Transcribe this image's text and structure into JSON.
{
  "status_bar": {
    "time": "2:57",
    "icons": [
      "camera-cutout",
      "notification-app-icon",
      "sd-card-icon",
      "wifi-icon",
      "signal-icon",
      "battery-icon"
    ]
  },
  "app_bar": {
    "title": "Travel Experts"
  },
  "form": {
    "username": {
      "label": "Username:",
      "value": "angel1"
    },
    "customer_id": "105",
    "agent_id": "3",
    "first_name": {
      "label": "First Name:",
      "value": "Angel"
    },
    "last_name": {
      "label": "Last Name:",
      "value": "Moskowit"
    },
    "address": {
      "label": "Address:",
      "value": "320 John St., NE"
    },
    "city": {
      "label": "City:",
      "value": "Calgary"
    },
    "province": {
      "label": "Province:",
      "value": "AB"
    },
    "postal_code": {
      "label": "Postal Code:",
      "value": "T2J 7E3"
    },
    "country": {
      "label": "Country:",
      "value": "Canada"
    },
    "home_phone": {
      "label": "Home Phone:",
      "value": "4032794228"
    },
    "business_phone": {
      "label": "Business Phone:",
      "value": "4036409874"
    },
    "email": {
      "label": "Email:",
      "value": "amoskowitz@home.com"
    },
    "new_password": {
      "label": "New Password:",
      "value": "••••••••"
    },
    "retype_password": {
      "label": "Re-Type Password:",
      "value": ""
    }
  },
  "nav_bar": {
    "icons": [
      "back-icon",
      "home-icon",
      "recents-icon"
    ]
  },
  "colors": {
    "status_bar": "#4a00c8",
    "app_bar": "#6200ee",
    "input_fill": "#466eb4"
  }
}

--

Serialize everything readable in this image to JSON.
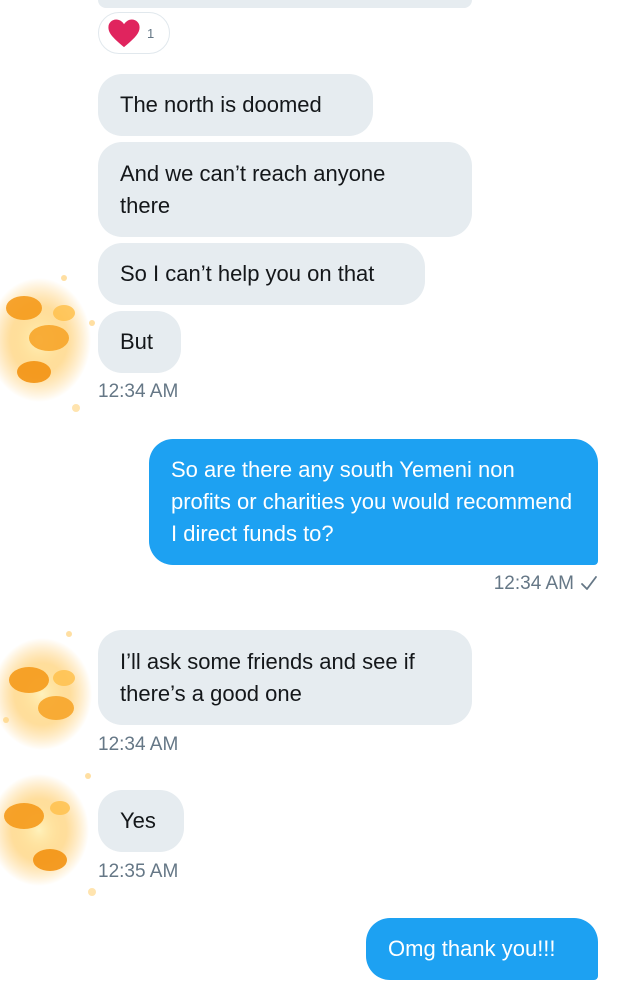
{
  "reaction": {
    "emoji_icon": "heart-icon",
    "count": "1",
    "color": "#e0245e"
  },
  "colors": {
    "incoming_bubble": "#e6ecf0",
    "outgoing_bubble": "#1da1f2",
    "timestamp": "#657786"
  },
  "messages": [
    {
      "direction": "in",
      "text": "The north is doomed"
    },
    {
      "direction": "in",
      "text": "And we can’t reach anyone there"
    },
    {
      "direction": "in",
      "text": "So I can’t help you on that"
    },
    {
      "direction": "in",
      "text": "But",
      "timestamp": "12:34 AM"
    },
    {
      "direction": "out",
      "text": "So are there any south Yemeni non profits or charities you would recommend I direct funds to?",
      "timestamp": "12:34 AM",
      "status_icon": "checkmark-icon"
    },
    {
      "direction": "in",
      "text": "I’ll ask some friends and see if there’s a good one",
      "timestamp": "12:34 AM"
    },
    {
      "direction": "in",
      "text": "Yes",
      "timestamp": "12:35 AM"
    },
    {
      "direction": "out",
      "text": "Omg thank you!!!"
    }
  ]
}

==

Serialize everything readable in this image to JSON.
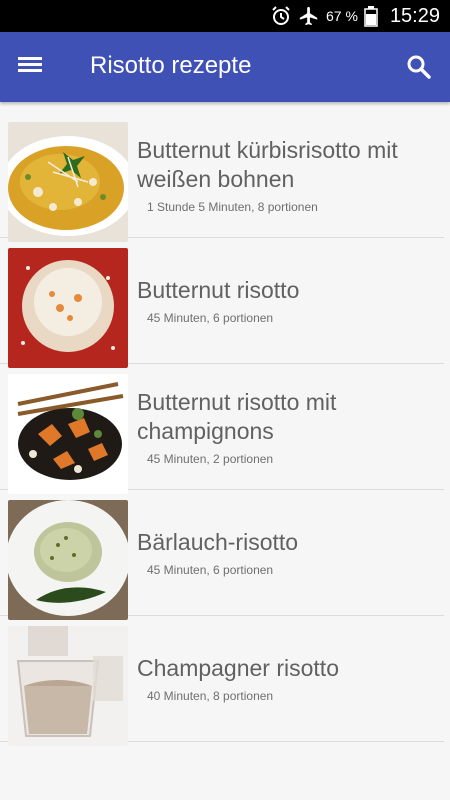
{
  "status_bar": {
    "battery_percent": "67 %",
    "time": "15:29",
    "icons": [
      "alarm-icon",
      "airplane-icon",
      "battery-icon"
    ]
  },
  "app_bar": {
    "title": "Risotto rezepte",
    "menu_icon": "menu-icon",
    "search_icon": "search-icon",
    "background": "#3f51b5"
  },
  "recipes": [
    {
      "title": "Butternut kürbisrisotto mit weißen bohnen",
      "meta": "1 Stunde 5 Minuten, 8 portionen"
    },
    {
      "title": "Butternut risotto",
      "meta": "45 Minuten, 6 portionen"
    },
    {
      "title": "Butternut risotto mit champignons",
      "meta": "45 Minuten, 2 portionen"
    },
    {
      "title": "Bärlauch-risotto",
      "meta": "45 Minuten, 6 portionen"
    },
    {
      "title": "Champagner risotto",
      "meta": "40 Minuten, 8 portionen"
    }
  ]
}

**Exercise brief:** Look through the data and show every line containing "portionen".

**Solution below:**
      "meta": "1 Stunde 5 Minuten, 8 portionen"
      "meta": "45 Minuten, 6 portionen"
      "meta": "45 Minuten, 2 portionen"
      "meta": "45 Minuten, 6 portionen"
      "meta": "40 Minuten, 8 portionen"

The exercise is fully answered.